During the education component, students are challenged to take something that is unhealthy — such as soft drinks or salty snacks — and put on a healthier spin. The students created a less sugary pop out of fresh grape simple syrup and carbonated water as well as healthier versions of Cheetos and Fritos, their favorite snacks.

“Health is not something to be ashamed of — we want them to know that their favorite foods are not terrible. We talk about moderation, trying to make things on their own … we really want to make health and wellness acceptable and friendly instead of scary and super technical,” Rusciano says.

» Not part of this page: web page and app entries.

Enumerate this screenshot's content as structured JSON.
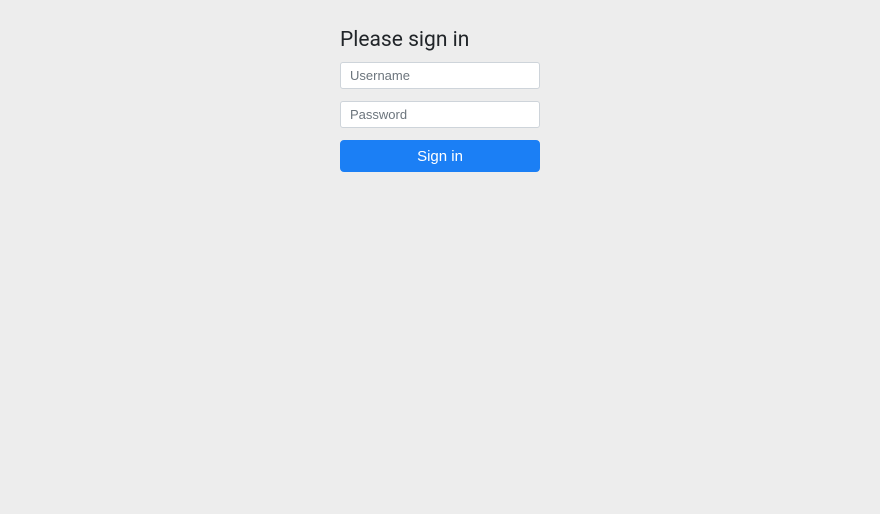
{
  "login": {
    "heading": "Please sign in",
    "username_placeholder": "Username",
    "password_placeholder": "Password",
    "submit_label": "Sign in"
  }
}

A few years ago, Detroiter Erika Boyd was told she was pre-diabetic; her partner, Kirsten Ussery, was given a similar bill of health. After Boyd’s father died from cancer in 2010, the couple decided to go vegan.

Fast forward to 2013 when the couple launched their own soul food vegan restaurant.

Detroit Vegan Soul’s menu is full of familiar-sounding favorites that have been “veganized” to appeal to nonvegan palates. For meat lovers, the Seitan Pepper Steak, which is stir-fried with veggies and served with brown rice and sesame broccoli, has changed some opinions.

“People have argued us down that it’s really meat,” Boyd says. Another favorite is “Catfish” Tofu, which is cornmeal-battered tofu served with broccoli, corn, and redskin potatoes. The tofu gets the “fishy” flavor from a secret ingredient: sea vegetables. The DVS Burger is a departure from the typical lentil burger, using millet instead. Millet, an ancient seed used as a grain, provides more nutrients, Boyd says, but is also a good choice for a “burger” because it holds things together well and, by using the right spices, can give that satisfaction of biting into a burger.

Boyd says she became “obsessed” with the vegan lifestyle, learning as much as she could. She grew up surrounded by cooking, with a mom who worked as a food service manager and a dad who co-owned a soul food cafe. At age 11, Boyd was cooking dinner for her family.

After making the change to veganism, “being a new vegan [eater], I was missing those flavors I grew up with,” Boyd says.

Starting with family recipes, she started applying vegan cooking techniques to favorite dishes. They started serving to family and friends. The concept to bring vegan soul food to Detroit grew from there.

Ussery participated in an entrepreneurship program by D:Hive, a one-stop shop in Detroit that offers tools and resources for Detroiters who live, work, and play in the city. While in that class, the pair got their first customer. That led to more customers, then they launched their meal delivery service in February 2012, delivering to downtown, Midtown, Corktown, and the Villages. Then came the successful pop-up events, leading up to the restaurant where the motto is “Soul food made from whole food.”

Through their food, they aim “to break the cycle of diet related diseases in our families and community. Our mission is to help people live healthier lives by providing great-tasting, high-quality, nutritious vegan food that appeals to everyone.”

Studies have shown the health benefits of a vegan diet. In a 2009 article in The American Journal of Clinical Nutrition, author Winston J. Craig wrote such diets are high in fiber and nutrients while re-ducing risk of diseases such as cardiovascular, type 2 diabetes, obesity, and some cancers.

Their goal isn’t to turn meat lovers into vegans but show people vegan meals don’t have to be bland — and can be a part of a healthy lifestyle. “The whole idea is we wanted to create a more accessible entry way to a plant-based diet, food people can relate to,” Ussery says.